It has been vacant for years now, which Dibo pointed out is not a great situation for a building at the heart of downtown.
But the good news is a redevelopment company with a good track record, the Rockford-based Urban Equity Properties, recently purchased the building, as the signs it posted in the building’s windows would indicate.
Moreover, the company has redevelopment plans for apartments in the building, along with a restaurant in the 3,500-square-foot first-floor space where the Broadway Diner once was.
Dibo said Urban Equity and the city currently are negotiating how the city might be able to help the company with incentives.
“We’re looking at the math,” he said. “They came to us and said, can we do this?”
Urban Equity Properties has done a number of successful rehab projects in Rockford, and one in Chicago, city officials said.
“Our philosophy is to identify, acquire, renovate and manage buildings of historical and/or architectural significance, with an emphasis on long-term ownership,” the company has posted on its website, urbanep.com. “Many projects focus on historic preservation and the revitalization of urban areas by providing live/work loft spaces and commercial/retail opportunities.”

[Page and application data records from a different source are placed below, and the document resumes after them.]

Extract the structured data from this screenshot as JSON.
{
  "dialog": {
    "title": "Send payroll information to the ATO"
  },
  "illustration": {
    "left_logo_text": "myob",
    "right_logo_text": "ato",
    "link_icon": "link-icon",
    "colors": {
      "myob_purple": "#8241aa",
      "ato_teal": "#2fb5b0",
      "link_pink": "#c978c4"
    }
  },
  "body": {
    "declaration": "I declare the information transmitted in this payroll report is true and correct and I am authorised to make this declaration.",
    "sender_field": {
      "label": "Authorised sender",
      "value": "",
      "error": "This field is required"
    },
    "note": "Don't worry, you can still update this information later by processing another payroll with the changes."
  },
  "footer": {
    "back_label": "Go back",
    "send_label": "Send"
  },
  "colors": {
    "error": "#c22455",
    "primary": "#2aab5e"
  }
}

Another key redevelopment possibility could take place further west at River Street and Galena, where the 126-year-old Hobbs Building sits. The historic building, also known as the Crosby Building, was distinguished by the onion dome feature that jutted out of the roof for years.
The city has taken ownership of the building and took the onion dome down because it was structurally unsound and posed a safety hazard. The dome is in storage, awaiting its chance to be placed back where it was for years as part of a redevelopment project.
Dibo said new owners purchased the two buildings next to The Hobbs. He said because some negotiations relative to that are “in play,” he would not discuss the details.
But in addition to The Hobbs, the city owns the rest of the property around those two buildings. They would love to do a cohesive redevelopment of the entire block.
“The city wants to work with the new owners,” he said.
Questions from those at the meeting centered on what is generally the main topic when downtown is discussed — how can the city interest people who come downtown, particularly the hundreds of thousands who attend events at the Paramounts Theatre and RiverEdge Park, stay downtown.
One of the answers is restaurants. And Dibo said while there are fine restaurants downtown already, the city is seeking to create more of a critical mass of downtown nightlife spots.
“If you speak to restaurateurs, they say, where are the people,” Dibo said. “When you speak to those developing apartments, they say, where are the restaurants? There’s your chicken and egg scenario.”
Still, he said there is interest in restaurant development in various places throughout the downtown.
“We had a regional Italian chain come in last week,” Dibo said. “We walked them through about 15 buildings.”
Hughes talked a lot about the 2005 downtown Aurora plan done by Invest Aurora, which was redone in 2015. Hughes worked on the plan as an employee of the Chicago Metropolitan Agency for Planning. After the City Council adopted the revamped plan, he came to work for the city to help implement it.
He said the “core” of the plan is “creating vibrancy downtown.”
One thing both Hughes and Dibo pointed out about downtown redevelopment is that it takes time and money, in part because of the age and historic nature of the city’s downtown footprint.
“A lot of downtown — about 90 percent — was built before 1950 and a good amount of that before 1900,” Hughes said. “You have to bring the buildings to 2018 standards.”
Courtesy of the Beacon News/Tribune Publications.